Following the battle of Cable Street in 1936, the East End of London became a bastion of the Communist Party of Great Britain (CPGB). Indeed it is estimated that approximately 10 per cent of Britons who fought in the international brigades in Spain were Jewish, yet Jews were only just over one half of 1 per cent of the population. The hypnotic embrace of Communism was broken by the Molotov–Ribbentrop pact, but for those who remained in the CPGB, many joined the Fire Service once Hitler had turned against Stalin and invaded the USSR in 1941.
Yet the Fire Service was also a microcosm of British society — and it also reflected antisemitism within Britain. The struggle against Hitler was not perceived generally as a struggle against antisemitism but primarily as one for the security of the country and the freedom of its people. As Chamberlain himself remarked after Kristallnacht: ‘‘No doubt the Jews aren’t a lovable people: I don’t care about them myself, but that is not sufficient to explain the pogrom.”
Some in the Fire Service found a scapegoat in ‘‘foreign Jews’’ due to the unemployment, hunger and injustices of the 1930s. Others — particularly those who had seen service in the armed forces — had never met a Jew before and their views were coloured by historic stereotypes. Yet the struggle against Nazism and the common suffering — Hitler’s bombs did not distinguish between Jew and non-Jew — bridged the gap.
The firefighters of the Second World War were regarded as neither civilians nor members of the armed forces – and their story, unlike their present-day Irish-American counterparts, has been marginalised and with the passage of time forgotten. The Jewish contribution to their remarkable persistence in standing up to Hitler has also been lost in the mists of time. A new book by Martin Sugarman reclaims them for the 21st century reader. It documents their bravery and their stories during the Second World War. It reclaims those who perished from the anonym- ity of the grave and restores them to their rightful place in history.
It is clear that for the author of this work, this is a labour of love. The dedication is all too apparent. This book is therefore above all an act of remembrance.
These Jewish firefighters of yesterday understood the evil of the times and they acted. They did not stand aside. They did not become bystanders.
The mishnaic sage, Hanina ben Dosa, perceived such motivation and such determination 2,000 years ago:
‘‘When one’s deeds are even greater than one’s knowledge, the knowledge is effective.
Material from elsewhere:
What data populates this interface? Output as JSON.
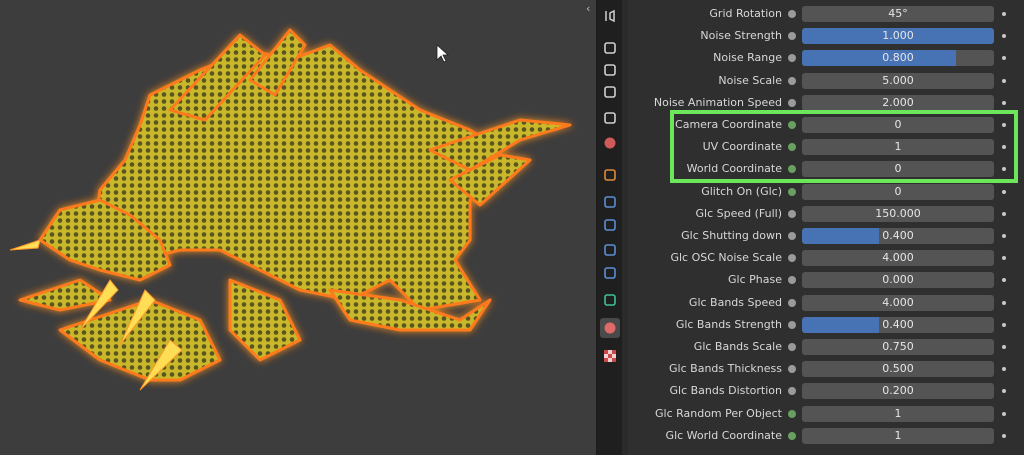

But when one’s knowledge is greater than one’s deeds, the knowledge is futile.’’ Martin Sugarman’s book, Jewish Participation in the Fire Service in the Second World War, is published by Vallentine Mitchell.
Chaos: But London’s Jews were first in line to help dampen the wartime fires